The Queen’s Birthday Honours List includes a knighthood for Eric Thomas, the University of Bristol vice-chancellor and Universities UK president

June 14, 2013

Malcolm Grant, the University College London provost, also receives a knighthood in the list, published on 14 June.

Judith Rees, former interim director of the London School of Economics, currently director of the Grantham Research Institute on Climate Change and Environment, is made a dame for services to higher education.

Sir Eric, knighted for services to higher education, graduated in medicine from Newcastle University, trained as an obstetrician and gynaecologist and worked at Newcastle and the University of Sheffield.

He has led Bristol since 2001. Bristol said in a statement that his “chairing of the government taskforce into Increasing Voluntary Giving in Higher Education, and subsequent report in 2004, played a major role in shaping voluntary giving across the sector”.

Sir Eric said he was “personally delighted and honoured, but also I’m very pleased for how it reflects on my own university and the sector in general, and of course those people I work with in clinical medicine”.

Given that that all UUK presidents have received knighthoods in recent years, did he expect it?

“I come from the North East of England. I never count a goal until the ball has crossed the line,” said Sir Eric.

“I was obviously aware of the precedent in the past. I still realised I had to earn it rather than being given that honour. I don’t think you get anything on the nod any longer.”

Sir Malcolm, an environmental lawyer knighted for services to higher education, has been provost of UCL since 2003 and has also served as chair of the Russell Group. He is currently chair of NHS England, the body charged with investing the budget of the health service under the coalition’s new system.

“This great honour simply reflects the excellence of UCL and our great advances over the past decade, as a global university of talented staff and students,” Sir Malcolm said.

There are several other higher education knights and dames.

Others made dames in addition to Judith Rees include Nicola Cullum, professor of nursing at the University of Manchester; Anne Johnson, professor of infectious disease epidemiology at UCL and Hermione Lee, president of Wolfson College, Oxford and professor of English literature.

Meanwhile, knighthoods go to Andrew Dilnot, warden of Nuffield College, Oxford; John Hills, professor of social policy at the LSE; Peng Tee Khaw, consultant ophthalmic surgeon and professor at Moorfields Eye Hospital and UCL; Stephen O’Rahilly, professor of clinical biochemistry and medicine at the University of Cambridge; Christopher Pissarides, school professor of economics and political science at the LSE; Nigel Shadbolt, professor of artificial intelligence at the University of Southampton and Michael Stratton, director of the Wellcome Trust Sanger Institute.

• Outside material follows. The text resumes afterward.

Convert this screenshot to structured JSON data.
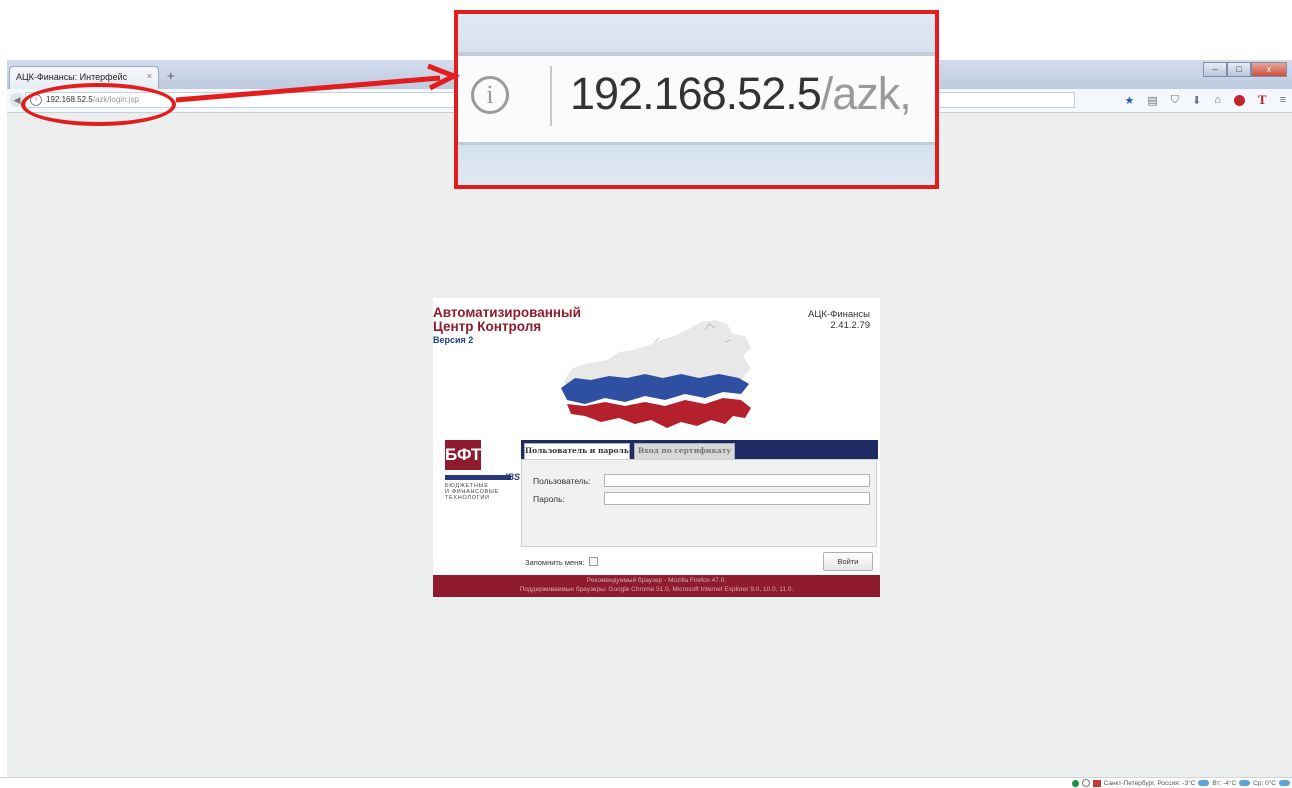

john.morgan@tsleducation.com

You've reached your article limit

Register to continue

Registration is free and only takes a moment. Once registered you can read a total of 6 articles each month, plus:

  • Sign up for the editor's highlights
  • Receive World University Rankings news first
  • Get job alerts, shortlist jobs and save job searches
  • Participate in reader discussions and post comments
Register

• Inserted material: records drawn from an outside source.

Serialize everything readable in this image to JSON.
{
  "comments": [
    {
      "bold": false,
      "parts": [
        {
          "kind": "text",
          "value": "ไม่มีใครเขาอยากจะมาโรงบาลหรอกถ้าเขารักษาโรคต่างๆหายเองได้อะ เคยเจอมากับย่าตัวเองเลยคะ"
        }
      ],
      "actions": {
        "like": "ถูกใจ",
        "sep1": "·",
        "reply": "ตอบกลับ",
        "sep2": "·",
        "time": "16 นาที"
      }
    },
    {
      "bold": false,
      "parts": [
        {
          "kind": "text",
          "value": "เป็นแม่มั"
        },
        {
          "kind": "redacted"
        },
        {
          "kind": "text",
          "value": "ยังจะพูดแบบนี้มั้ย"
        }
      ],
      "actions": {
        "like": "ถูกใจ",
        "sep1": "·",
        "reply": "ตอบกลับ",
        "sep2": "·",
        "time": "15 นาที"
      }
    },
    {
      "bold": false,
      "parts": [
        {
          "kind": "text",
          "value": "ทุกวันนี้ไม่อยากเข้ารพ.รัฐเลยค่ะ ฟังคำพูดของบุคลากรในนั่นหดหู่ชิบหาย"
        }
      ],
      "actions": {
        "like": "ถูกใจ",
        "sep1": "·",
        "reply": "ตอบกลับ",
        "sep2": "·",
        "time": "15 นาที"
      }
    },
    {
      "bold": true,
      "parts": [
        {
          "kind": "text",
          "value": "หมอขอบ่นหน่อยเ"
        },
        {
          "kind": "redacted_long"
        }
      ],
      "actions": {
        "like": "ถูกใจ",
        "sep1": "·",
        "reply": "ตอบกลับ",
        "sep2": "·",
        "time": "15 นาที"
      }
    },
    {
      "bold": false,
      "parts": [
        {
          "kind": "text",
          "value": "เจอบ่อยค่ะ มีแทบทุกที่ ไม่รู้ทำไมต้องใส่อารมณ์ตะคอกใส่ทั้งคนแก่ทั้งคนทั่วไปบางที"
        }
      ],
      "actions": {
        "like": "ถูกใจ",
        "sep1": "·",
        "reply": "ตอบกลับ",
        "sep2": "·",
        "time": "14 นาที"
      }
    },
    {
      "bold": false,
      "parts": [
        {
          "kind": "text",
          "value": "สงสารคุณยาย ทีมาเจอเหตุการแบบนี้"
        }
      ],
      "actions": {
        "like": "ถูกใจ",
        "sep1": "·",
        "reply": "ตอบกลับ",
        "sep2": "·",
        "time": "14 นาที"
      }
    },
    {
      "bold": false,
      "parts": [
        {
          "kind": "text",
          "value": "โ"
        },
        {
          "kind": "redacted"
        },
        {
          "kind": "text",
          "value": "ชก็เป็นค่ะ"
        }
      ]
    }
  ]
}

Have your say

Log in or register to post comments

Featured Jobs

Most Commented

United Nations peace keeper

Understanding the unwritten rules of graduate study is vital if you want to get the most from your PhD supervision, say Kevin O'Gorman and Robert MacIntosh

David Parkins Christmas illustration (22 December 2016)

A Dickensian tale, set in today’s university

Eleanor Shakespeare illustration (5 January 2017)

Fixing problems in the academic job market by reducing the number of PhDs would homogenise the sector, argues Tom Cutterham

Houses of Parliament, Westminster, government

There really is no need for the Higher Education and Research Bill, says Anne Sheppard

British dean of US business school also questions the ‘strange’ trend of increasing regulation while reducing state funding in the UK sector